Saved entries
== Segment start ==
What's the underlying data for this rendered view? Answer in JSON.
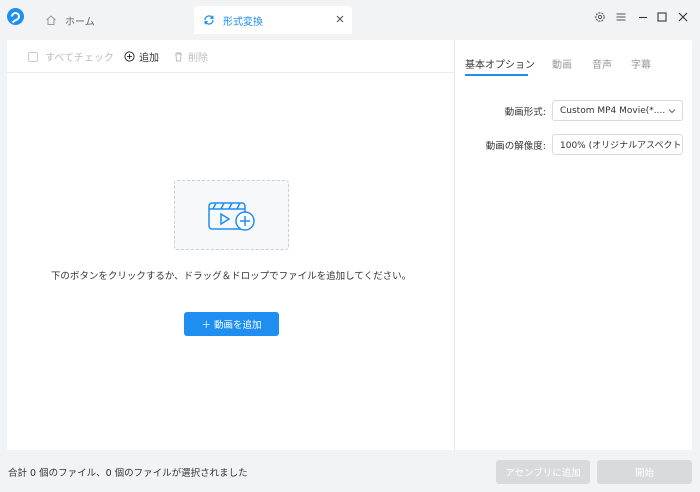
{
  "tabs": {
    "home_label": "ホーム",
    "convert_label": "形式変換"
  },
  "toolbar": {
    "check_all_label": "すべてチェック",
    "add_label": "追加",
    "delete_label": "削除"
  },
  "dropzone": {
    "hint": "下のボタンをクリックするか、ドラッグ＆ドロップでファイルを追加してください。",
    "add_button_label": "＋ 動画を追加"
  },
  "options": {
    "tabs": [
      "基本オプション",
      "動画",
      "音声",
      "字幕"
    ],
    "format_label": "動画形式:",
    "format_value": "Custom MP4 Movie(*....",
    "resolution_label": "動画の解像度:",
    "resolution_value": "100% (オリジナルアスペクト"
  },
  "status": {
    "summary": "合計 0 個のファイル、0 個のファイルが選択されました",
    "assembly_label": "アセンブリに追加",
    "start_label": "開始"
  },
  "colors": {
    "accent": "#1f8ef1",
    "disabled_button": "#d9dadc",
    "background": "#f2f3f5"
  }
}
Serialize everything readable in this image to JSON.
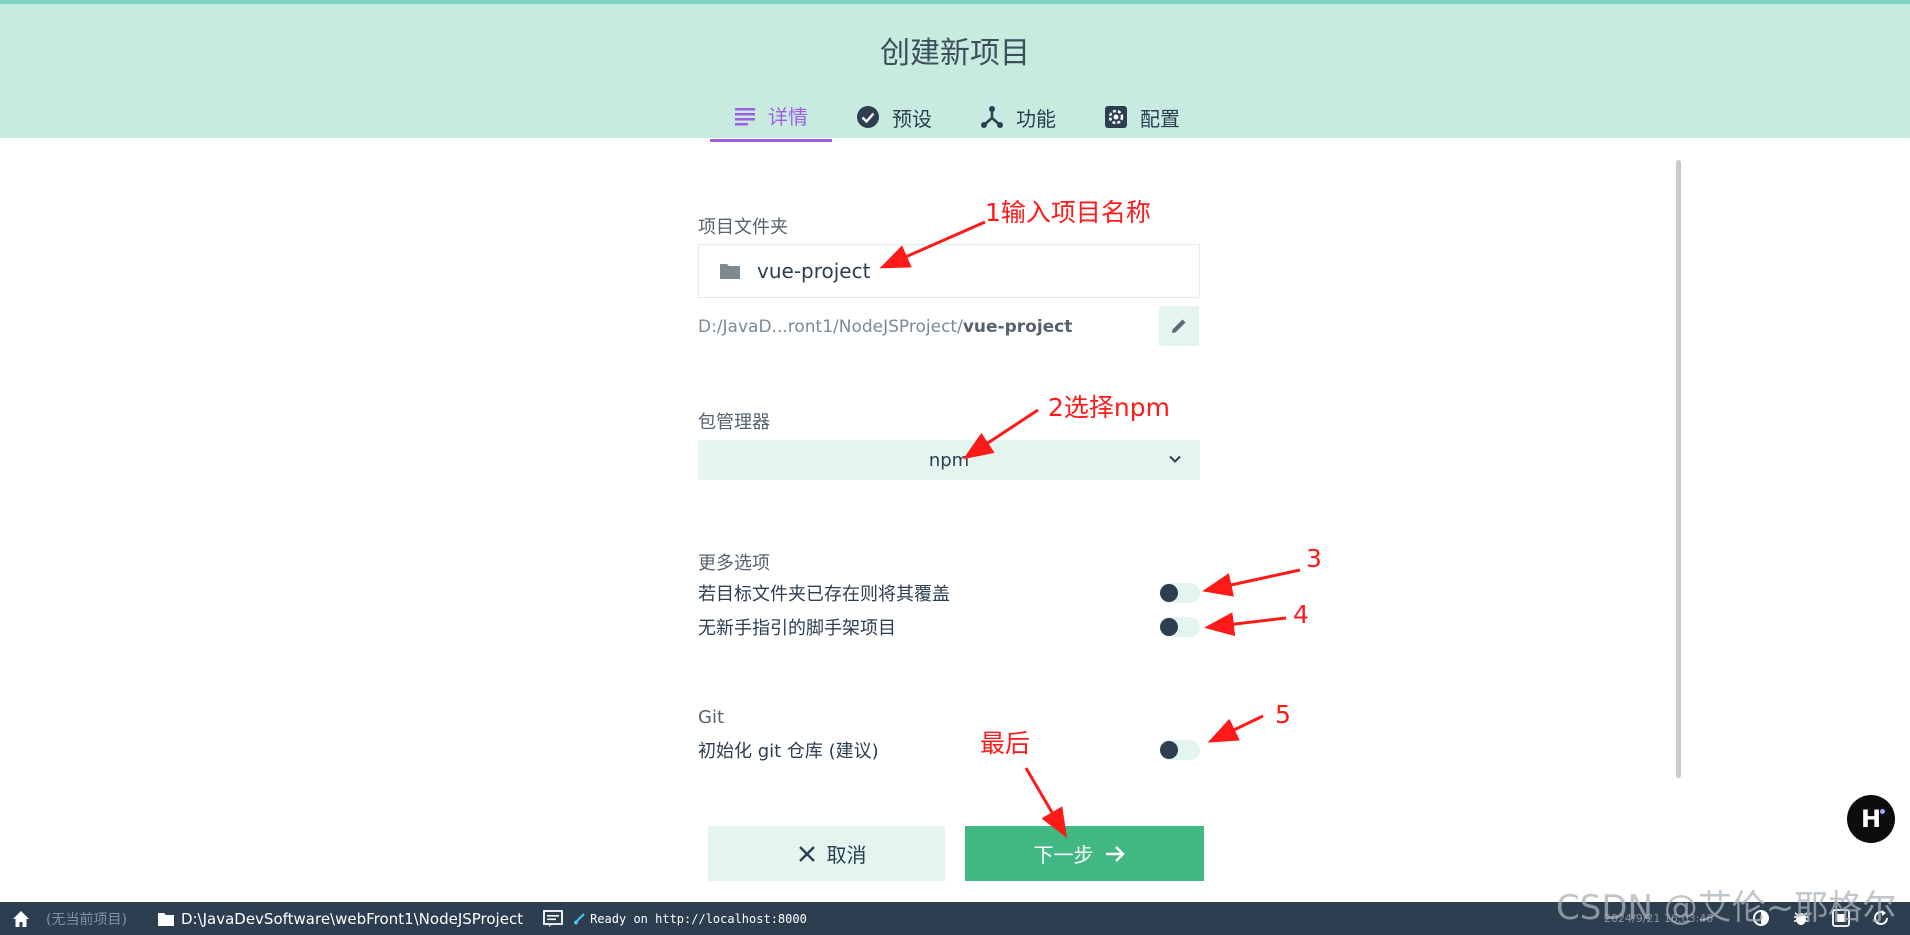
{
  "header": {
    "title": "创建新项目",
    "tabs": [
      {
        "label": "详情",
        "icon": "details-icon",
        "active": true
      },
      {
        "label": "预设",
        "icon": "check-circle-icon",
        "active": false
      },
      {
        "label": "功能",
        "icon": "fork-icon",
        "active": false
      },
      {
        "label": "配置",
        "icon": "gear-icon",
        "active": false
      }
    ]
  },
  "form": {
    "folder_label": "项目文件夹",
    "folder_value": "vue-project",
    "path_prefix": "D:/JavaD...ront1/NodeJSProject/",
    "path_name": "vue-project",
    "package_manager_label": "包管理器",
    "package_manager_value": "npm",
    "more_options_label": "更多选项",
    "option_overwrite": "若目标文件夹已存在则将其覆盖",
    "option_no_guide": "无新手指引的脚手架项目",
    "git_label": "Git",
    "option_git_init": "初始化 git 仓库 (建议)"
  },
  "buttons": {
    "cancel": "取消",
    "next": "下一步"
  },
  "annotations": {
    "a1": "1输入项目名称",
    "a2": "2选择npm",
    "a3": "3",
    "a4": "4",
    "a5": "5",
    "last": "最后"
  },
  "statusbar": {
    "no_project": "(无当前项目)",
    "path": "D:\\JavaDevSoftware\\webFront1\\NodeJSProject",
    "log": "Ready on http://localhost:8000"
  },
  "watermark": "CSDN @艾伦~耶格尔",
  "timestamp": "2024/9/21 16:03:46",
  "colors": {
    "header_bg": "#c8ebe0",
    "accent": "#a05ee6",
    "primary": "#42b983",
    "statusbar_bg": "#2c3e50",
    "annotation": "#ff1a1a"
  }
}
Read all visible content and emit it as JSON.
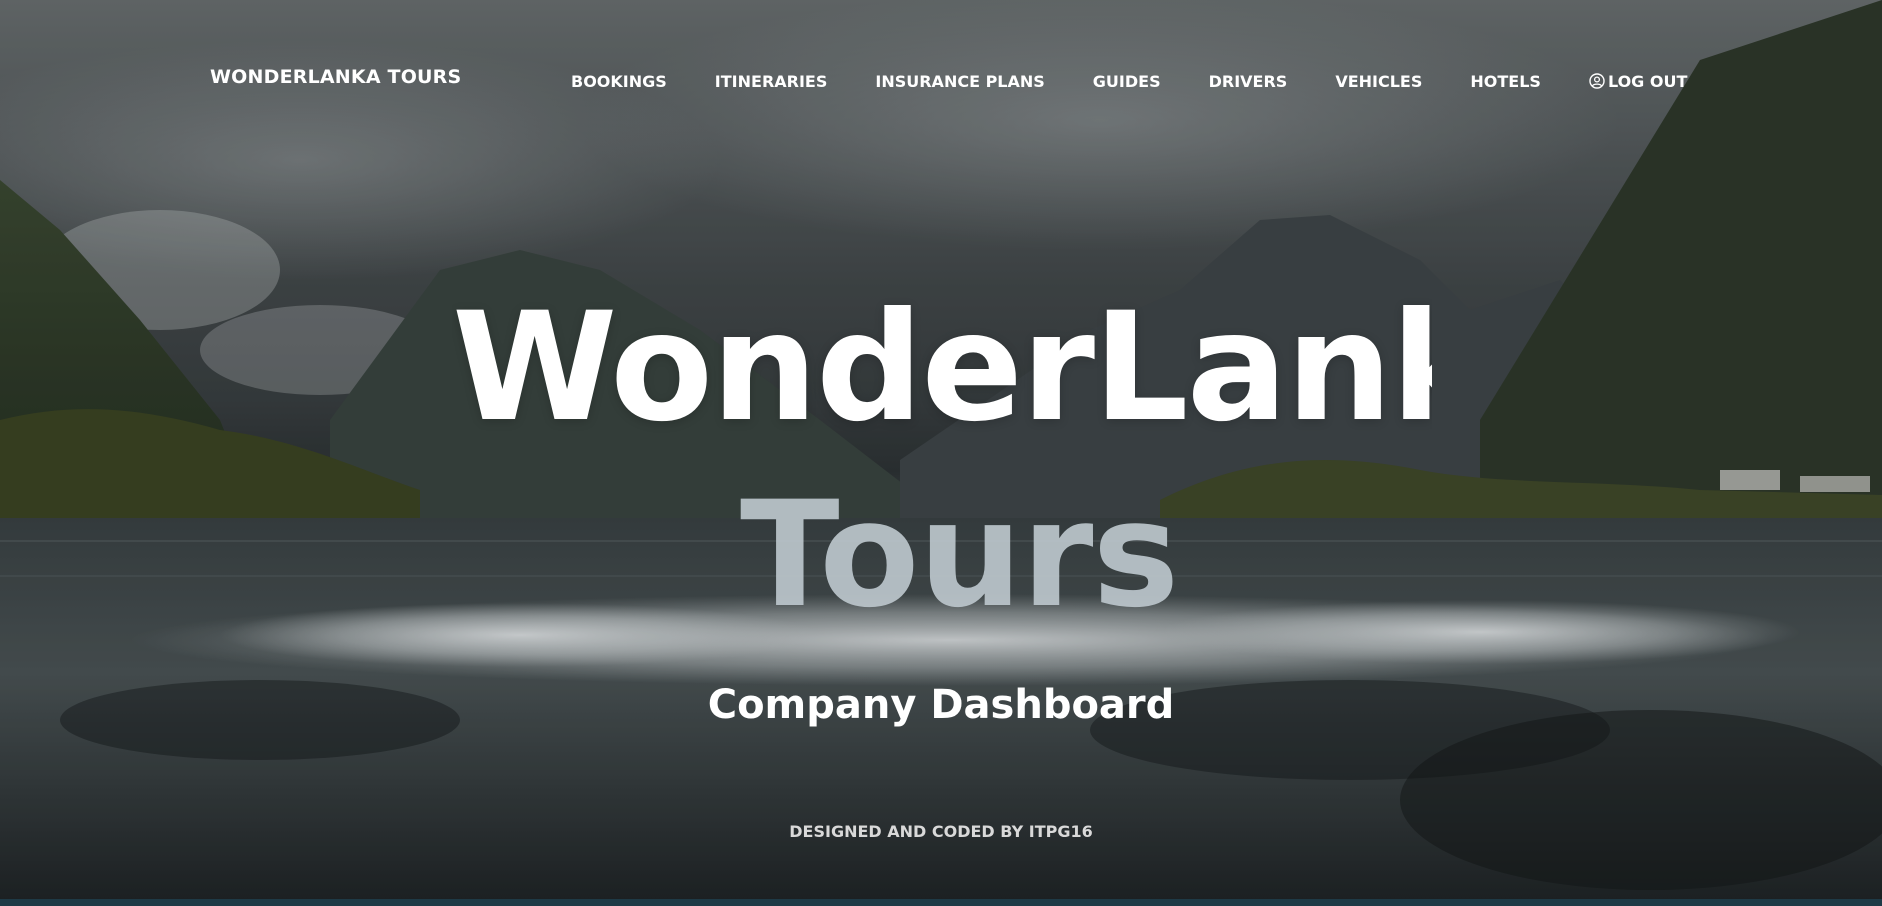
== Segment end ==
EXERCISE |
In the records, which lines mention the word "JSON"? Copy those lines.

RESPONSE AREA |
What's the underlying data for this rendered view? Answer in JSON.
Serialize everything readable in this image to JSON.
Read all visible content and emit it as JSON.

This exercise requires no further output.